THEY'RE VIBRANT, THEY'RE TALENTED, AND THEY'RE LEAVING: Luring Our Youth Back Home With TechnologyWritten by Jill St Claire, President - JSC Marketing, LLC
What do young people of Humboldt County do after leaving high school and college? Some can’t wait to leave, and others want to stay but aren’t satisfied with job opportunities, or lack thereof, in this place they’ve known as “home”.
The real question is -- how do they perceive options available: minimum wage retail sales, join a branch of U.S. Military, family farm, or just hanging out with their friends who are in same situation.
Some, through their own entrepreneurial activities, see options for working from home or for business opportunities in their own community. Most however, are just glad to have found a good job somewhere, and “somewhere” usually isn’t Humboldt County even though leaving home isn’t what they really want.
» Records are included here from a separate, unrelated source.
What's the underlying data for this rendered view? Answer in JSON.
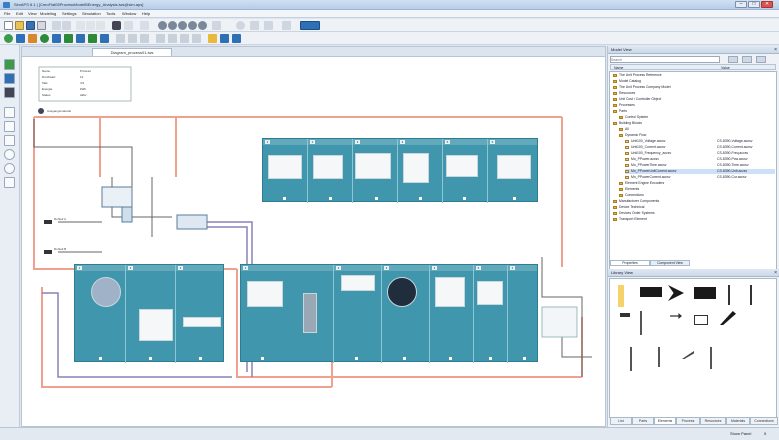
{
  "window": {
    "title": "SimAPS 8.1 | [CreoFlat05ProcessModelBEnergy_Analysis.iws@sim.aps]",
    "minimize": "–",
    "maximize": "□",
    "close": "✕"
  },
  "menu": [
    "File",
    "Edit",
    "View",
    "Modeling",
    "Settings",
    "Simulation",
    "Tools",
    "Window",
    "Help"
  ],
  "toolbar": {
    "row1_icons": [
      "new-icon",
      "open-icon",
      "save-icon",
      "print-icon",
      "undo-icon",
      "redo-icon",
      "cut-icon",
      "copy-icon",
      "paste-icon",
      "find-icon",
      "zoom-in-icon",
      "zoom-out-icon",
      "zoom-fit-icon",
      "zoom-area-icon",
      "grid-icon",
      "help-icon",
      "run-icon"
    ],
    "row2_icons": [
      "pointer-icon",
      "connect-icon",
      "source-icon",
      "sink-icon",
      "queue-icon",
      "station-icon",
      "buffer-icon",
      "tree-icon",
      "panel-icon",
      "chart-icon",
      "table-icon",
      "energy-icon",
      "export-icon"
    ]
  },
  "canvas_tab": "Diagram_process01.iws",
  "properties_box": {
    "rows": [
      {
        "label": "Name",
        "value": "Prozess"
      },
      {
        "label": "Durchsatz",
        "value": "12"
      },
      {
        "label": "Takt",
        "value": "4.5"
      },
      {
        "label": "Energie",
        "value": "kWh"
      },
      {
        "label": "Status",
        "value": "Aktiv"
      }
    ]
  },
  "source_label": "Ausgangsmaterial",
  "inputs": [
    {
      "label": "Rohteil A"
    },
    {
      "label": "Rohteil B"
    }
  ],
  "top_tile": {
    "sub_count": 6,
    "thumbs": [
      "machine-photo",
      "robot-arm",
      "gears",
      "tool-head",
      "chart-graph",
      "control-panel"
    ]
  },
  "left_tile": {
    "sub_count": 3,
    "thumbs": [
      "lathe-chuck",
      "spindle",
      "blade"
    ]
  },
  "right_tile": {
    "sub_count": 6,
    "thumbs": [
      "frame-assembly",
      "press-tool",
      "ring-magnet",
      "gripper",
      "conveyor-hook"
    ]
  },
  "right_panel": {
    "tree_title": "Model View",
    "search_placeholder": "Search",
    "tree_columns": [
      "Name",
      "Value"
    ],
    "tree": [
      {
        "label": "Name",
        "indent": 0
      },
      {
        "label": "The Unit Process Reference",
        "indent": 1
      },
      {
        "label": "Model Catalog",
        "indent": 1
      },
      {
        "label": "The Unit Process Company Model",
        "indent": 1
      },
      {
        "label": "Resources",
        "indent": 1
      },
      {
        "label": "Unit Cost / Controller Object",
        "indent": 1
      },
      {
        "label": "Processes",
        "indent": 1
      },
      {
        "label": "Parts",
        "indent": 1
      },
      {
        "label": "Control System",
        "indent": 2
      },
      {
        "label": "Building Blocks",
        "indent": 1
      },
      {
        "label": "All",
        "indent": 2
      },
      {
        "label": "Dynamic Flow",
        "indent": 2
      },
      {
        "label": "Unit100_Voltage.accsv",
        "indent": 3,
        "value": "CS-8390-Voltage.accsv"
      },
      {
        "label": "Unit100_Current.accsv",
        "indent": 3,
        "value": "CS-8390-Current.accsv"
      },
      {
        "label": "Unit100_Frequency_accsv",
        "indent": 3,
        "value": "CS-8390-Freq.accsv"
      },
      {
        "label": "Mo_PPower.accsv",
        "indent": 3,
        "value": "CS-8390-Pow.accsv"
      },
      {
        "label": "Mo_PPowerTime.accsv",
        "indent": 3,
        "value": "CS-8390-Time.accsv"
      },
      {
        "label": "Mo_PPowerUnitCurrent.accsv",
        "indent": 3,
        "value": "CS-8390-Unit.accsv"
      },
      {
        "label": "Mo_PPowerCurrent.accsv",
        "indent": 3,
        "value": "CS-8390-Cur.accsv"
      },
      {
        "label": "Element Engine Encoders",
        "indent": 2
      },
      {
        "label": "Elements",
        "indent": 2
      },
      {
        "label": "Connections",
        "indent": 2
      },
      {
        "label": "Manufacturer Components",
        "indent": 1
      },
      {
        "label": "Device Technical",
        "indent": 1
      },
      {
        "label": "Devices Order Systems",
        "indent": 1
      },
      {
        "label": "Transport Element",
        "indent": 1
      }
    ],
    "tree_tabs": [
      "Properties",
      "Component View"
    ],
    "palette_title": "Library View",
    "palette_items": [
      "torch-icon",
      "fish-icon",
      "arrow-chevron-icon",
      "double-chevron-icon",
      "spike-icon",
      "separator-icon",
      "bar-icon",
      "rack-icon",
      "tool-arrow-icon",
      "frame-icon",
      "diagonal-icon",
      "hand-icon",
      "rail-icon",
      "arm-icon",
      "pipe-icon"
    ],
    "bottom_tabs": [
      "List",
      "Parts",
      "Elements",
      "Process",
      "Resources",
      "Materials",
      "Connections"
    ]
  },
  "status": {
    "left": "",
    "right_label": "Show Panel",
    "right_value": "5"
  },
  "colors": {
    "tile": "#3f96ad",
    "tile_border": "#2e7e93",
    "wire_red": "#f0a08e",
    "wire_purple": "#8a82b8",
    "wire_dark": "#555"
  }
}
The editor William Vitek says in his essay, Community And The Virtue Of Necessity, "What keeps a community together is inability of its members to leave, either because of dangers that lie outside community--a forbidding desert or an enemy clan, for example--or ties that lie within community--traditions, laws, fear of being cast out, rejected, or destroyed." In recent times that has been mitigated (or weakened) by technology: automobiles, telephones, outside investments, ties to state and federal assistance programs, but some people do not feel that they can ever leave and continue a constant cycle of struggling with finding a means for economic security.
For many of Humboldt County’s residents, their identities are heavily intertwined with their community. The importance placed on where they live and what keeps them there (other than “we can’t just move farm”) seems to be tranquility, natural beauty, perceived lack of crime, and most importantly, people and relationships.
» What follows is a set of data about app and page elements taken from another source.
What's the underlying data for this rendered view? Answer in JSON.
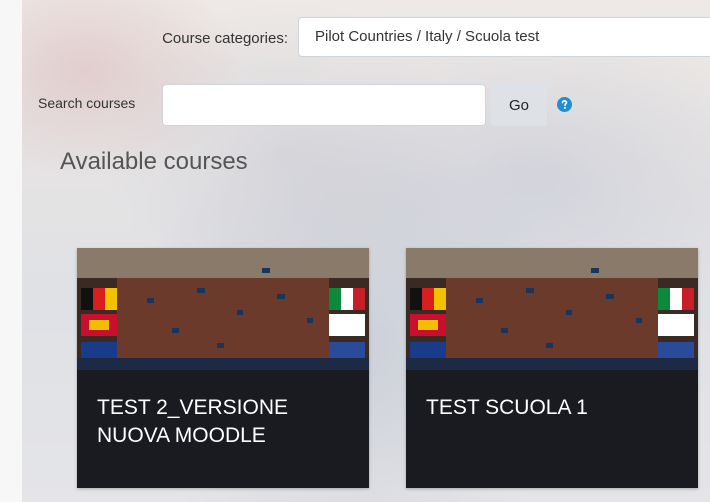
{
  "filters": {
    "categories_label": "Course categories:",
    "categories_value": "Pilot Countries / Italy / Scuola test"
  },
  "search": {
    "label": "Search courses",
    "value": "",
    "go_label": "Go",
    "help_icon": "question-circle-icon",
    "help_color": "#1f8fcf"
  },
  "heading": "Available courses",
  "courses": [
    {
      "title": "TEST 2_VERSIONE NUOVA MOODLE"
    },
    {
      "title": "TEST SCUOLA 1"
    }
  ]
}
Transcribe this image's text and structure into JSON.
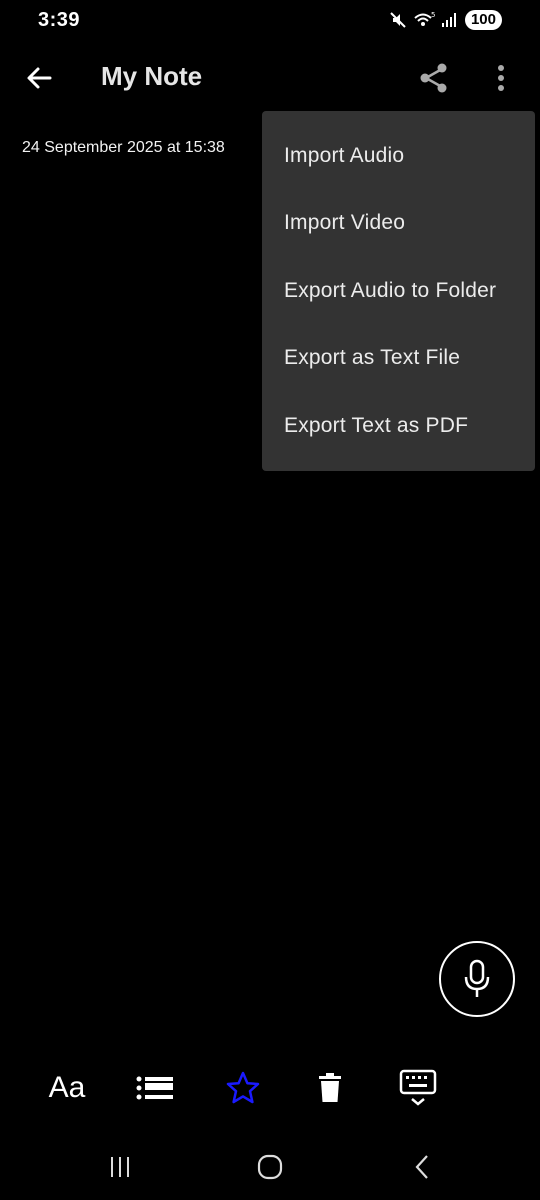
{
  "status_bar": {
    "time": "3:39",
    "battery": "100",
    "icons": [
      "mute-icon",
      "wifi-icon",
      "signal-icon"
    ]
  },
  "app_bar": {
    "title": "My Note",
    "icons": [
      "back-arrow-icon",
      "share-icon",
      "more-vert-icon"
    ]
  },
  "note": {
    "date": "24 September 2025 at 15:38"
  },
  "overflow_menu": {
    "items": [
      {
        "label": "Import Audio"
      },
      {
        "label": "Import Video"
      },
      {
        "label": "Export Audio to Folder"
      },
      {
        "label": "Export as Text File"
      },
      {
        "label": "Export Text as PDF"
      }
    ]
  },
  "fab": {
    "icon": "microphone-icon"
  },
  "toolbar": {
    "text_format_label": "Aa",
    "icons": [
      "text-format-icon",
      "list-icon",
      "star-icon",
      "trash-icon",
      "keyboard-hide-icon"
    ],
    "star_color": "#1a1aff"
  },
  "nav_bar": {
    "icons": [
      "recents-icon",
      "home-icon",
      "back-icon"
    ]
  },
  "colors": {
    "background": "#000000",
    "menu_background": "#333333",
    "text": "#ececec"
  }
}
To prevent loss of our productive population and slow death of many of Humboldt County’s smaller communities, as we’ve seen happen with all too many, we have an enormous responsibility to make this place matter enough for our young talented people to want to stay or return after attending college elsewhere. By garnering our connection to technological age and educating our youth about unlimited entrepreneurial possibilities technology offers, we provide opportunity and a mechanism for our youth to succeed. Having a job that makes use of skills acquired in college would be an important step in keeping them here and luring those who’ve left back home.
While technology and Internet alone may not revive an entire community, it can provide a good income in places where there are few traditional new jobs. Some good examples are: GIS expert working from home in Hilo, Hawaii; pack goat supplies in Weippe, Idaho; Tionesta students selling digital stories; small ISP in Imperial, Nebraska; future Spanish language institute being formed in Elsa, Texas; and marketing of fine wood products in Orofino, Idaho.
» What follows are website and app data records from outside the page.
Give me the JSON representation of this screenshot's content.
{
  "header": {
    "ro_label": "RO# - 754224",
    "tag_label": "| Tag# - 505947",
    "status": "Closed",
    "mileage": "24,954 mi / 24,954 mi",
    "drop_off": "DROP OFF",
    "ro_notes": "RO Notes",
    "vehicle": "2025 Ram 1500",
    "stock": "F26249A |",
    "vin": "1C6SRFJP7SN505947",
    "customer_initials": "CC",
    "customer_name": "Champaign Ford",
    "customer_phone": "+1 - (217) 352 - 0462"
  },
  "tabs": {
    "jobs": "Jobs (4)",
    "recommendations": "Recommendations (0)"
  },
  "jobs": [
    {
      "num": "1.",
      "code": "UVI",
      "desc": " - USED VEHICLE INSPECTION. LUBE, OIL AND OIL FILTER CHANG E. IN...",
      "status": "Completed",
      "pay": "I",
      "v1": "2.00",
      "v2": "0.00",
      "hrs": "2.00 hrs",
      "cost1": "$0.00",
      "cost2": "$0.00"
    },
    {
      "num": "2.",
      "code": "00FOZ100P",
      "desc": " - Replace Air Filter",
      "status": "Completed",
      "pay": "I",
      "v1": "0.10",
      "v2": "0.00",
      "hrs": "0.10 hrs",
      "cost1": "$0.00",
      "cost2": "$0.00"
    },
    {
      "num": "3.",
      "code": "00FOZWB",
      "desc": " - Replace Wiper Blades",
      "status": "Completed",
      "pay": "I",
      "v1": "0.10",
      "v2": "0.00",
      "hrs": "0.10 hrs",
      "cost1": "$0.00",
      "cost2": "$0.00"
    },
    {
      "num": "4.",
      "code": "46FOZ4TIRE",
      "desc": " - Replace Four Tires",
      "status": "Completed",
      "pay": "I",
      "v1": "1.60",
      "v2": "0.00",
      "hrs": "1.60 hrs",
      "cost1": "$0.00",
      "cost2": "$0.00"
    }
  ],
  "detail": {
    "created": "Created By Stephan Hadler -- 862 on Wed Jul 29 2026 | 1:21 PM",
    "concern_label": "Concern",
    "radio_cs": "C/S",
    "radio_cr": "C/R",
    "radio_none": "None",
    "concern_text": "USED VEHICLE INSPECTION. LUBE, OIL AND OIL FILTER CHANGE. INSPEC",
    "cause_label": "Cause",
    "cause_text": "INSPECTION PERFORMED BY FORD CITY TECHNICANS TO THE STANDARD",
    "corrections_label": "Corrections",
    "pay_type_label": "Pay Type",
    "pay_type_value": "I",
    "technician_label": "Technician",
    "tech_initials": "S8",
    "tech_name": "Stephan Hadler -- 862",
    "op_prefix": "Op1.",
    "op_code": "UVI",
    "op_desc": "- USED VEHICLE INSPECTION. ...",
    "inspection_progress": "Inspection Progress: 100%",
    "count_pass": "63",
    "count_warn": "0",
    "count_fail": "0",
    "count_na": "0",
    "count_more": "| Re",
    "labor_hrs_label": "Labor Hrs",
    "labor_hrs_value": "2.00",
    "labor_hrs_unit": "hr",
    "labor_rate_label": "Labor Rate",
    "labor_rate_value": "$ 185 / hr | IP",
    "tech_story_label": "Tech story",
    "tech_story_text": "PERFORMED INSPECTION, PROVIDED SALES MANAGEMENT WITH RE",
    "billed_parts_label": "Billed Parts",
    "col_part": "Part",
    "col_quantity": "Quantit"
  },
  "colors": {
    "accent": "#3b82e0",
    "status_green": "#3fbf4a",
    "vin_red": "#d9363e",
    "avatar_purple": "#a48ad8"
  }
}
The Coming Television RevolutionWritten by Terry Mitchell
The revolution is just getting started and will begin to make its mark this year. By 2010, it will begin to take off. By 2025, it will be standard for all TV viewing. It's called Internet Protocol Television, or IPTV for short. IPTV works with a set-top box connected to any broadband interface and to a TV. It will allow users to choose among thousands (and eventually hundreds of thousands) of hours of programming, including movies, sports, classic TV, etc., and download their selections from internet to hard drive of set-top box. Initially, set-top box hard drives will be able to store up to 300 hours of programming at a time, but capacity will expand as technology becomes more refined. Also, download times will become shorter and shorter as broadband connection speeds become faster and faster. Eventually, a two-hour movie will be fully downloadable in a couple of minutes. Once programs are downloaded to hard drive, they can be viewed on connected TV at any time via a DVR-type interface provided by set-top box. Besides convenience of an all video-on-demand (VOD) environment, IPTV will provide a much wider range of programming than broadcast, cable, and satellite TV, or even major video chains, could ever provide. Because programming is available from internet, it will be almost completely unlimited and unconstrained. Programming from all over world will be available along with every imaginable genre of niche programming. Also, previously unreleased independent films that have been sitting on shelves for years due to lack of a distribution source will suddenly become available to masses via IPTV. Films that previously could not be made at all will become a reality and be available on IPTV services. Long forgotten films and TV shows will have new life breathed into them by IPTV. To top it all off, much of this programming will be eventually be available in high definition (HDTV)! Most IPTV platforms will be divided into "channels", but not same kind of channels that we have grown accustomed to with traditional TV services. In this case, a "channel" is defined as a division of an IPTV service by individual content provider. Each content provider carried by a given IPTV platform will have its own guidelines for delivering programming on its channel. Some will provide their content for free to everyone who owns a given IPTV product. Some will be subscription based, i.e., everything on their channels will be available for a monthly or annual subscription. Others will be all pay-per-view. Still others will provide a combination of all of above.